Start of Block

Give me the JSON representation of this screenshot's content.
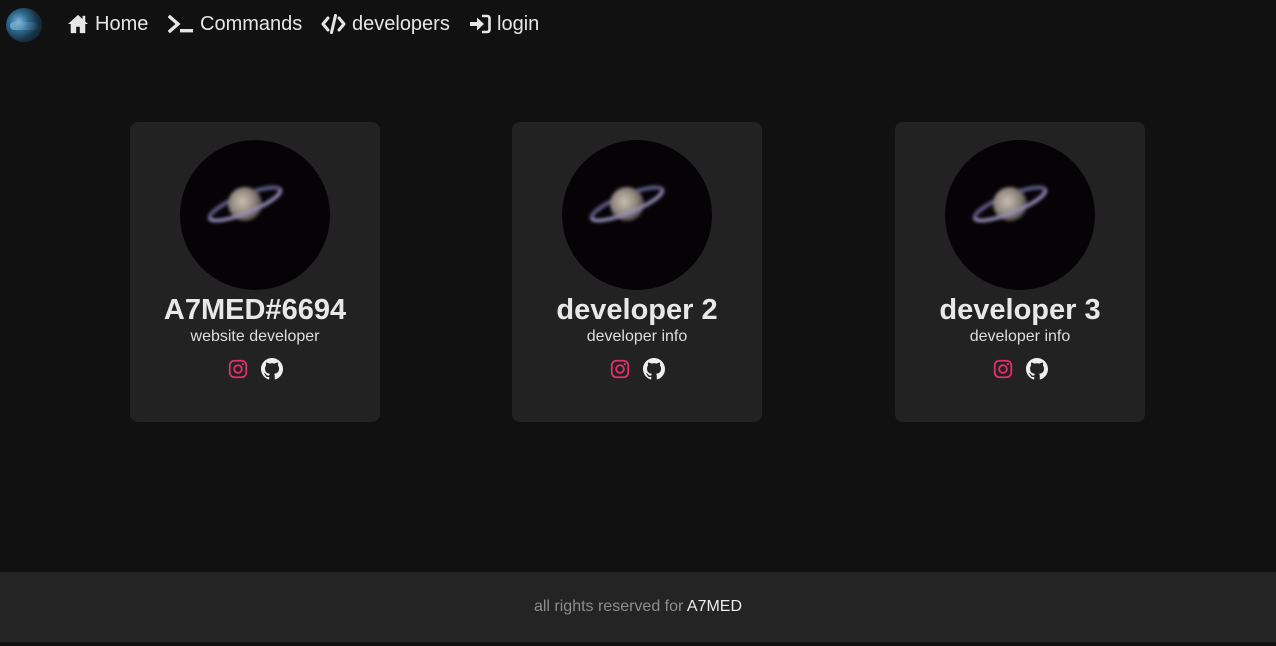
{
  "nav": {
    "items": [
      {
        "label": "Home",
        "icon": "home-icon"
      },
      {
        "label": "Commands",
        "icon": "terminal-icon"
      },
      {
        "label": "developers",
        "icon": "code-icon"
      },
      {
        "label": "login",
        "icon": "sign-in-icon"
      }
    ]
  },
  "developers": [
    {
      "name": "A7MED#6694",
      "info": "website developer",
      "avatar": "saturn-image"
    },
    {
      "name": "developer 2",
      "info": "developer info",
      "avatar": "saturn-image"
    },
    {
      "name": "developer 3",
      "info": "developer info",
      "avatar": "saturn-image"
    }
  ],
  "socials": {
    "instagram": {
      "icon": "instagram-icon",
      "color": "#e1306c"
    },
    "github": {
      "icon": "github-icon",
      "color": "#eeeeee"
    }
  },
  "footer": {
    "text": "all rights reserved for",
    "owner": "A7MED"
  },
  "colors": {
    "background": "#111111",
    "card": "#222222",
    "footer": "#242424"
  }
}
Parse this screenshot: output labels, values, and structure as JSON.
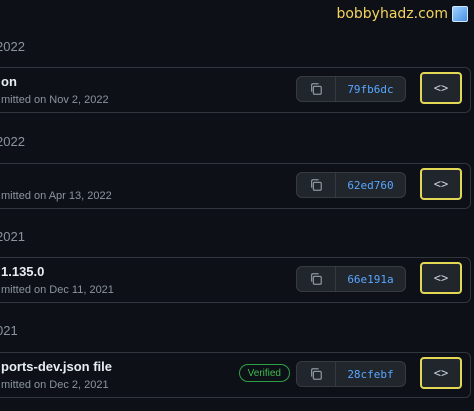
{
  "watermark": {
    "text": "bobbyhadz.com",
    "icon": "ice-cube-icon"
  },
  "groups": [
    {
      "heading": "2022",
      "commit": {
        "title": "on",
        "meta": "mitted on Nov 2, 2022",
        "sha": "79fb6dc",
        "browse_label": "<>",
        "verified": null
      }
    },
    {
      "heading": "2022",
      "commit": {
        "title": "",
        "meta": "mitted on Apr 13, 2022",
        "sha": "62ed760",
        "browse_label": "<>",
        "verified": null
      }
    },
    {
      "heading": "2021",
      "commit": {
        "title": "1.135.0",
        "meta": "mitted on Dec 11, 2021",
        "sha": "66e191a",
        "browse_label": "<>",
        "verified": null
      }
    },
    {
      "heading": "021",
      "commit": {
        "title": "ports-dev.json file",
        "meta": "mitted on Dec 2, 2021",
        "sha": "28cfebf",
        "browse_label": "<>",
        "verified": "Verified"
      }
    }
  ],
  "colors": {
    "background": "#0d1117",
    "sha_link": "#58a6ff",
    "highlight": "#e3d756",
    "verified": "#3fb950"
  }
}
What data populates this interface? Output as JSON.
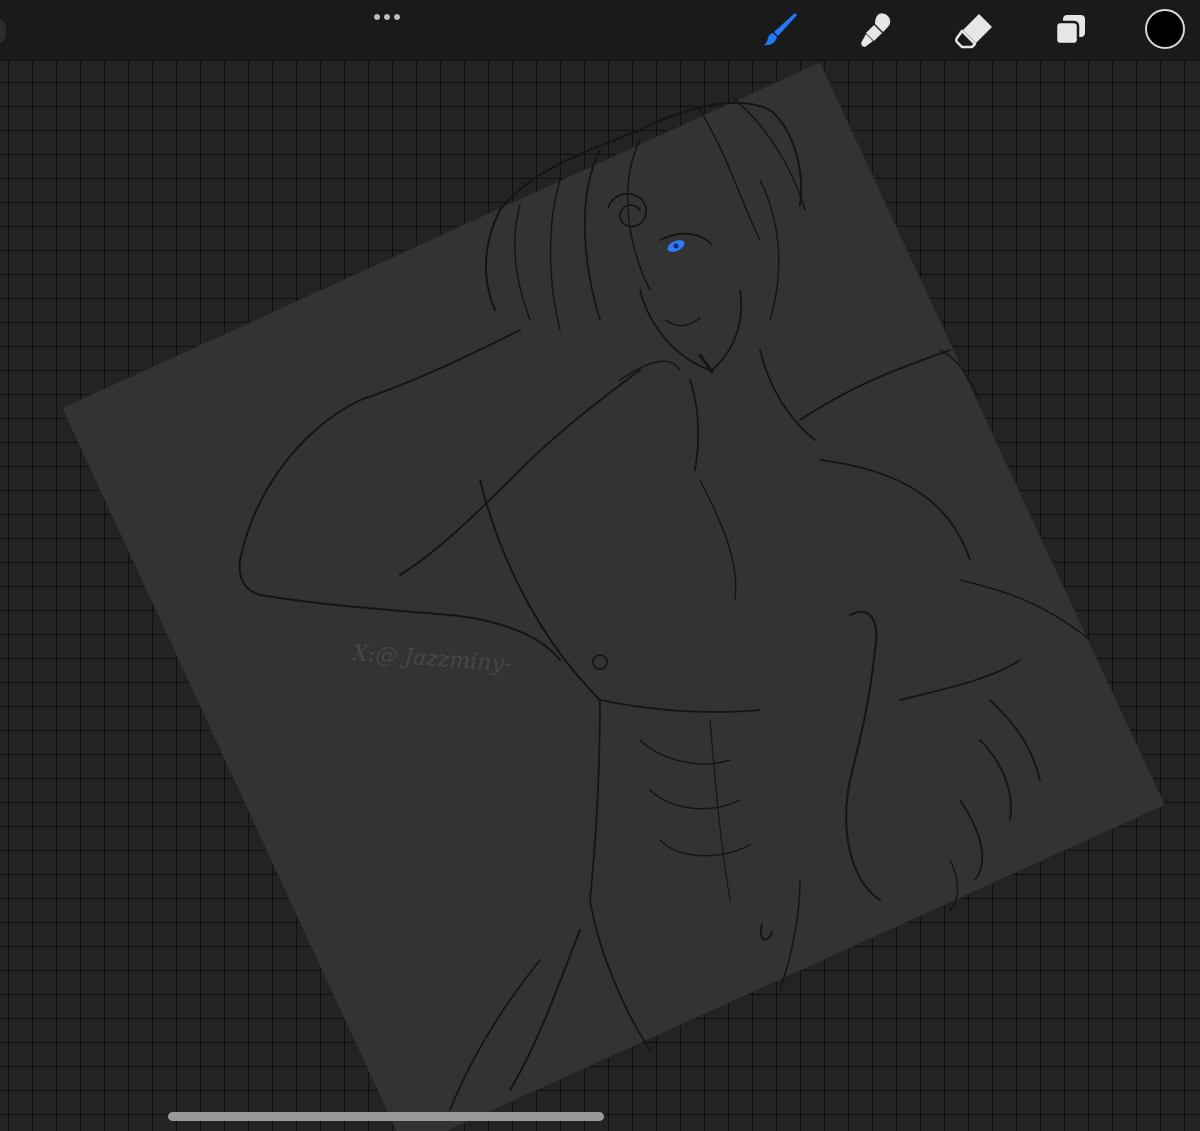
{
  "toolbar": {
    "more_icon": "ellipsis-icon",
    "tools": [
      {
        "name": "brush",
        "icon": "paintbrush-icon",
        "active": true,
        "color": "#1E7BFF"
      },
      {
        "name": "smudge",
        "icon": "smudge-finger-icon",
        "active": false,
        "color": "#E6E6E6"
      },
      {
        "name": "eraser",
        "icon": "eraser-icon",
        "active": false,
        "color": "#E6E6E6"
      },
      {
        "name": "layers",
        "icon": "layers-icon",
        "active": false,
        "color": "#E6E6E6"
      }
    ],
    "current_color": "#000000"
  },
  "canvas": {
    "watermark": "X:@ Jazzminy-",
    "paper_color": "#333333",
    "workspace_color": "#232323",
    "eye_color": "#2E7BFF"
  }
}
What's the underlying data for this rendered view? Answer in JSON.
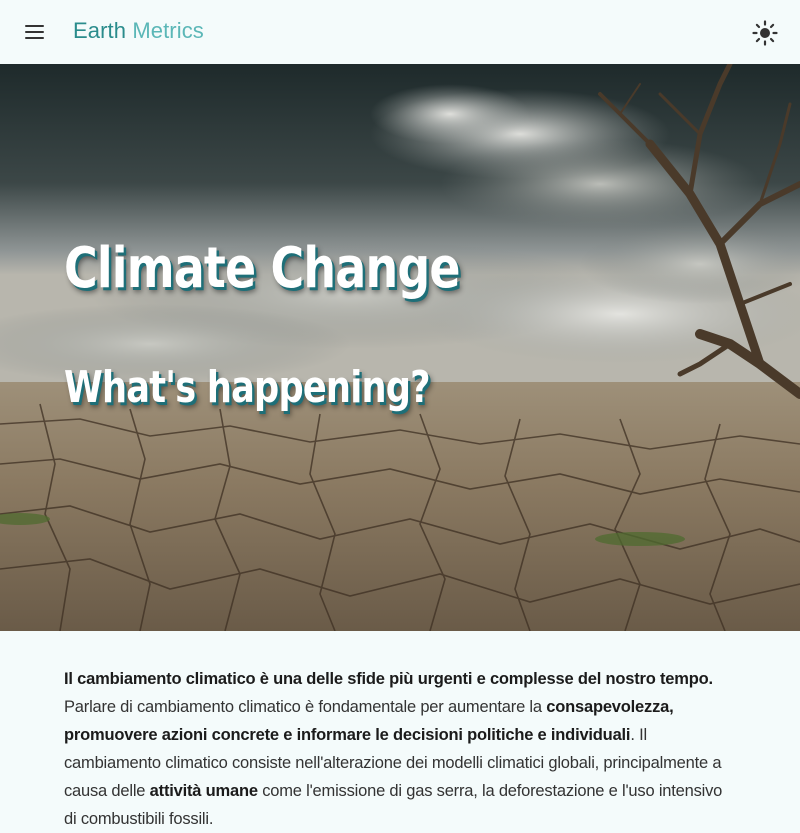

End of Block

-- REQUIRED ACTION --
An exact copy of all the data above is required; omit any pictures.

-- RESPONSE --
Give me the JSON representation of this screenshot's content.
{
  "nav": {
    "items": [
      {
        "label": "Home",
        "icon": "home-icon"
      },
      {
        "label": "Commands",
        "icon": "terminal-icon"
      },
      {
        "label": "developers",
        "icon": "code-icon"
      },
      {
        "label": "login",
        "icon": "sign-in-icon"
      }
    ]
  },
  "developers": [
    {
      "name": "A7MED#6694",
      "info": "website developer",
      "avatar": "saturn-image"
    },
    {
      "name": "developer 2",
      "info": "developer info",
      "avatar": "saturn-image"
    },
    {
      "name": "developer 3",
      "info": "developer info",
      "avatar": "saturn-image"
    }
  ],
  "socials": {
    "instagram": {
      "icon": "instagram-icon",
      "color": "#e1306c"
    },
    "github": {
      "icon": "github-icon",
      "color": "#eeeeee"
    }
  },
  "footer": {
    "text": "all rights reserved for",
    "owner": "A7MED"
  },
  "colors": {
    "background": "#111111",
    "card": "#222222",
    "footer": "#242424"
  }
}
Parse this screenshot: output labels, values, and structure as JSON.
{
  "watermark": {
    "text": "bobbyhadz.com",
    "icon": "ice-cube-icon"
  },
  "groups": [
    {
      "heading": "2022",
      "commit": {
        "title": "on",
        "meta": "mitted on Nov 2, 2022",
        "sha": "79fb6dc",
        "browse_label": "<>",
        "verified": null
      }
    },
    {
      "heading": "2022",
      "commit": {
        "title": "",
        "meta": "mitted on Apr 13, 2022",
        "sha": "62ed760",
        "browse_label": "<>",
        "verified": null
      }
    },
    {
      "heading": "2021",
      "commit": {
        "title": "1.135.0",
        "meta": "mitted on Dec 11, 2021",
        "sha": "66e191a",
        "browse_label": "<>",
        "verified": null
      }
    },
    {
      "heading": "021",
      "commit": {
        "title": "ports-dev.json file",
        "meta": "mitted on Dec 2, 2021",
        "sha": "28cfebf",
        "browse_label": "<>",
        "verified": "Verified"
      }
    }
  ],
  "colors": {
    "background": "#0d1117",
    "sha_link": "#58a6ff",
    "highlight": "#e3d756",
    "verified": "#3fb950"
  }
}
What data populates this interface? Output as JSON.
{
  "toolbar": {
    "more_icon": "ellipsis-icon",
    "tools": [
      {
        "name": "brush",
        "icon": "paintbrush-icon",
        "active": true,
        "color": "#1E7BFF"
      },
      {
        "name": "smudge",
        "icon": "smudge-finger-icon",
        "active": false,
        "color": "#E6E6E6"
      },
      {
        "name": "eraser",
        "icon": "eraser-icon",
        "active": false,
        "color": "#E6E6E6"
      },
      {
        "name": "layers",
        "icon": "layers-icon",
        "active": false,
        "color": "#E6E6E6"
      }
    ],
    "current_color": "#000000"
  },
  "canvas": {
    "watermark": "X:@ Jazzminy-",
    "paper_color": "#333333",
    "workspace_color": "#232323",
    "eye_color": "#2E7BFF"
  }
}
What's the underlying data for this rendered view? Answer in JSON.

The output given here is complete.